**TASK TO COMPLETE**. Search the records for "name". Copy every line where it appears.

**THE DATA**.
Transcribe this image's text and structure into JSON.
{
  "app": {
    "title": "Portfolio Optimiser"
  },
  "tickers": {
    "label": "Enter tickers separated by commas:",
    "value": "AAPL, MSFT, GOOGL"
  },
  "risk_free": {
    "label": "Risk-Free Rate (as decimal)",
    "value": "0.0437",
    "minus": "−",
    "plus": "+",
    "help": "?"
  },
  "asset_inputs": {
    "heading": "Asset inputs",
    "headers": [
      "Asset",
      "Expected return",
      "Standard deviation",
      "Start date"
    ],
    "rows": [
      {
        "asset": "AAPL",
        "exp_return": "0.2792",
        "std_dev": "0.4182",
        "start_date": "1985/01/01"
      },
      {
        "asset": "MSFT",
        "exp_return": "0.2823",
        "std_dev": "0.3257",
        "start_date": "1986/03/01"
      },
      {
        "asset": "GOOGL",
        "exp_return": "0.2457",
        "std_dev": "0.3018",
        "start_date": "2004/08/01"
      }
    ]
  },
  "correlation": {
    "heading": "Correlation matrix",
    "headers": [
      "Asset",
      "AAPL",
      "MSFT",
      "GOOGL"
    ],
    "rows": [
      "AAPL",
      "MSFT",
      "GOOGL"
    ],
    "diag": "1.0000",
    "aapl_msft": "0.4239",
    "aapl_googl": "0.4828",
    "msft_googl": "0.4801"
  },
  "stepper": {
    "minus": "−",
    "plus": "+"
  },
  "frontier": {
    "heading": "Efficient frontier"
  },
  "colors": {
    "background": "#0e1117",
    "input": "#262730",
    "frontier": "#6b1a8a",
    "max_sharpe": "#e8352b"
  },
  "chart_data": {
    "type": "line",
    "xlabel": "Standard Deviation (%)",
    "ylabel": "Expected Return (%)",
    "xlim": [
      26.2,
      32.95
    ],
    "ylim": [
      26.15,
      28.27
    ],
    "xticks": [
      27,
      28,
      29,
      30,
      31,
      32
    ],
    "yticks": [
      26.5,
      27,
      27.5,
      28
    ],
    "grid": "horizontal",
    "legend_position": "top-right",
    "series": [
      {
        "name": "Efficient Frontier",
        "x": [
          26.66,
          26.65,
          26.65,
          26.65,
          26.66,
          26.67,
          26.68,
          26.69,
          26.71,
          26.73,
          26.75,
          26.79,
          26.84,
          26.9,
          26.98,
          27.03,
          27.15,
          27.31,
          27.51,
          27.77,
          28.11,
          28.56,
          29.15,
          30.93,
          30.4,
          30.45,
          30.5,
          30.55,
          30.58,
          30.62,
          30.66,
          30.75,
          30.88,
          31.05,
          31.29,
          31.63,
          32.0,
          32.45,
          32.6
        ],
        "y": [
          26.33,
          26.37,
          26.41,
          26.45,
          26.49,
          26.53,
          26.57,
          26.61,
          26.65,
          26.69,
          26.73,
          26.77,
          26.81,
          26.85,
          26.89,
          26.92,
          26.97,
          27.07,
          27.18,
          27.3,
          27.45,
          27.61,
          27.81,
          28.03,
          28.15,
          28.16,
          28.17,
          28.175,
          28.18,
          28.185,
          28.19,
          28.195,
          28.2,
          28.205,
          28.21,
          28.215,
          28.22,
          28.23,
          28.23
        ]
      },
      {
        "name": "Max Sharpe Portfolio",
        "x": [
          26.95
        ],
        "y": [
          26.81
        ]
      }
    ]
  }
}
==
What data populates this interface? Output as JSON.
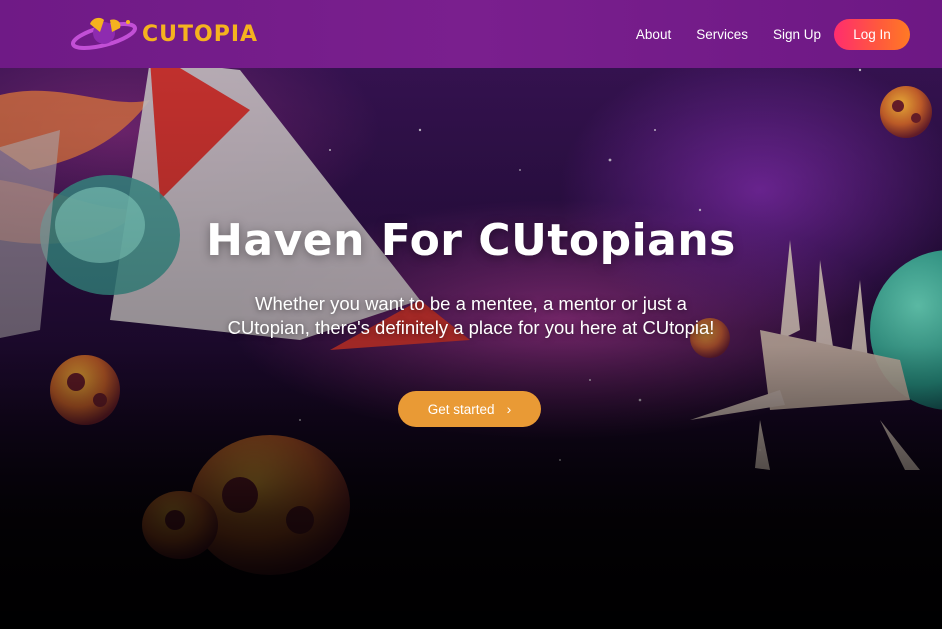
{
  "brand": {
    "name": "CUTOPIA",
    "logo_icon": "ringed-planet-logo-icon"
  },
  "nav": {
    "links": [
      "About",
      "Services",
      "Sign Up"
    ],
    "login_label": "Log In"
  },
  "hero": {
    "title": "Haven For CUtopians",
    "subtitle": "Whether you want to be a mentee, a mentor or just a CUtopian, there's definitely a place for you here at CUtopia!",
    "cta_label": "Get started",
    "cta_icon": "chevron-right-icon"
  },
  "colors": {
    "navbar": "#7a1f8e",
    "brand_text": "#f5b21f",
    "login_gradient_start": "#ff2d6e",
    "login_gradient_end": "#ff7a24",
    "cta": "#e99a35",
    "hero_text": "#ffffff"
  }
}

**OUTPUT**.
        "name": "Efficient Frontier",
        "name": "Max Sharpe Portfolio",
    "name": "CUTOPIA",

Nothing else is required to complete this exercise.